Based on the first and second generation Mazda Miata, Spec Miata represents an ideal entry level class for people starting out in racing as well as veterans seeking a competitive class of racing. In a search for available cars, we found dozens of Spec Miatas available for sale with prices as low as $7500 up to $35,000. Keep in mind that if you race your own car, you’ll need a truck and trailer to get it to and from the track as well. If you don’t want to deal with all that, many shops provide weekends rentals for approximately $3500.
Stepping up in speed a bit, we looked at the new Porsche Cayman GT4, which is being raced now in the Continental Tire Sports Car Challenge and the Pirelli Driver’s Cup. The car, which comes with a $200,000 price tag, also requires a budget of $125,000 to compete in the ten-race Pirelli Driver’s Cup. It works out to roughly $1800 an hour to run the car.
The Porsche GT3 Cup is a standard in both Pro-Am and professional racing series around the world. Used examples will be in the neighborhood of $190,000 with the newest model costing around $270,000 by the time it is ready to hit the track. Costing approximately $2300 an hour to run, a season in IMSA GT3 Challenge will cost $400-450,000.
A new type of car that is quickly gaining traction in North America is LMP3, which will debut this season in the IMSA Prototype Lights series. Around $220,000 will buy you an LMP3 car from Ligier, Riley-Ave, Ginetta, Adess, Dome or Norma. In the European Le Mans series, with a cost to operate the car around $2000 an hour, a season of LMP3 will run you around $500,000 which includes one test weekend and six four-hour races.
A few things to keep in mind is that these numbers don’t include things like travel, time missed from work, or crashing! Over a season of racing, of course, you can expect some amount of damage. The average cost of running your Porsche Cayman GT4 or Porsche GT3 Cup into something is around $10,000.

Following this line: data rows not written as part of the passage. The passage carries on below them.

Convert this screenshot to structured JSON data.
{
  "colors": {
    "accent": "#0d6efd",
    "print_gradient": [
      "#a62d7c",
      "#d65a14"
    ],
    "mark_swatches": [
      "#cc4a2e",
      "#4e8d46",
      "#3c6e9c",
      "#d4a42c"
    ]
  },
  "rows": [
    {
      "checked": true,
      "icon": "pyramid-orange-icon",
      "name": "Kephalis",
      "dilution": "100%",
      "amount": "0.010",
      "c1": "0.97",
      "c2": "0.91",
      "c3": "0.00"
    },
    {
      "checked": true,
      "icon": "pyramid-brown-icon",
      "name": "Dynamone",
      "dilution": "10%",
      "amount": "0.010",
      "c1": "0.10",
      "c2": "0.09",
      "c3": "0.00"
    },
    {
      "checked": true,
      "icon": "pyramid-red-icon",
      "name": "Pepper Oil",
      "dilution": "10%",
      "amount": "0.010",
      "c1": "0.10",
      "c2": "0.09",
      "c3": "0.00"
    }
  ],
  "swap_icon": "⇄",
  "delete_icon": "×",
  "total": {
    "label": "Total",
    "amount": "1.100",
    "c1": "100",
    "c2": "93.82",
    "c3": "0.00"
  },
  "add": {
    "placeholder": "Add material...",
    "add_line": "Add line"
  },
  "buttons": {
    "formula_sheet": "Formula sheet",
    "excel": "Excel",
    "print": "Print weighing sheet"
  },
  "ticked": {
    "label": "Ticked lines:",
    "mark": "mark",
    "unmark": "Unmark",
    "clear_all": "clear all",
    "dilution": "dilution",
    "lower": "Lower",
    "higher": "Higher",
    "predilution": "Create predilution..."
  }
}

Of course, nothing can replace the experience of driving a race car on a track, battling for position with other cars on some of the world’s best circuits (or even your local club track). But there are advantages to making the investment in a Motion Pro II. You will enjoy the potential of nearly unlimited practice without incurring the traditional costs of travel, consumables, and pit support. And the combination of the incredibly powerful software, motion control system, and visual options will provide an experience so realistic you’ll be more than ready for your next race.